Happy New Year, friends! We're back from our much needed break and excited to jump into 2017 with all of you. I'll admit, we hoped to get a lot of work done over the last two weeks, but it's hard with snuggly kitties and a Harry Potter movie marathon calling your name. We did, however, start and finish one project I'm really excited about - a closet makeover!
You've perhaps noticed less outfit posts on the blog the past few months. I've been feeling in a weird place with fashion - not sure if I like my current wardrobe, not sure what style I want to achieve, not feeling good about the way a lot of my clothes are fitting me. I decided to do a huge wardrobe purge and donated over 100 items from my closet. All that remains are items that I like and actually wear, which is a good start.
To take things a step further, I'm also reading The Curated Closet by Anuschka Rees. In short, it's kind of a step-by-step guide to help you find your personal style and build a quality wardrobe with items that will last for years. I'm not very far into the book yet (and there's actually work involved, like documenting what I wear), so I'll share a full review in our monthly reads when I'm done. For now though, I'm enjoying having a smaller closet to sift through and am excited to put together outfits with the pieces I decided to keep.
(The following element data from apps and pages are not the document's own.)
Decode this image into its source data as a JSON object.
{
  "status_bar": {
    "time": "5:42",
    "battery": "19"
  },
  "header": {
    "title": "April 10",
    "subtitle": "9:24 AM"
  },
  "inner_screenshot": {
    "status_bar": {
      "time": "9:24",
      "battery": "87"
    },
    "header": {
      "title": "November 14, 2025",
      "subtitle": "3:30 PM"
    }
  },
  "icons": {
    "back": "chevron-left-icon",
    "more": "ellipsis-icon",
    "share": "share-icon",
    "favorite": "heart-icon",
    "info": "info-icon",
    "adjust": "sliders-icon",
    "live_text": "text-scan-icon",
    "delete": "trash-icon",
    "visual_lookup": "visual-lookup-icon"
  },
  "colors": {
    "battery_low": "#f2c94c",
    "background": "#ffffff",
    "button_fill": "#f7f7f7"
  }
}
In addition to downsizing my closet, you may have noticed that it also relocated! When we moved into our house, we had always planned to build an open closet system in the guest bedroom. Our plans took a backseat to bigger projects, like the music room and basement renovation, but with time off work and a smaller closet to work with, we tackled it last week and I'm truly in love.
We started by putting an IKEA Billy bookcase in the corner of the room to use as a shoe shelf. We added an extender and about 4-5 extra shelves to fit all of my shoes, and so far it's been great having easy access to all of my shoes in one place. Next to that we had about 6 feet of space to hang the closet. We went to Home Depot and bought three heavy duty shelf brackets with rod supports, a 6' pine board, and a 6' wooden dowel rod. Nick sanded the pine board and dowel, added a coat of polyurethane (already on hand from this project), and then repeated that process two more times.
Once the polyurethane was fully dried and had time some to cure, we attached the brackets to the wall using wall anchors and screws, and then screwed the shelf and rod into the brackets. All in, we spent about $35 - not too bad! I even upgraded my black, plastic hangers to these wooden hangers from Amazon (30 for $23) and I think they make a huge visual impact. I also went back to my old trick of hanging all my clothes up backwards so that as I wear and wash an item, I can hang it up forwards and see what's not being worn. In 6 months or so I'll go through my closet again and get rid of unworn items.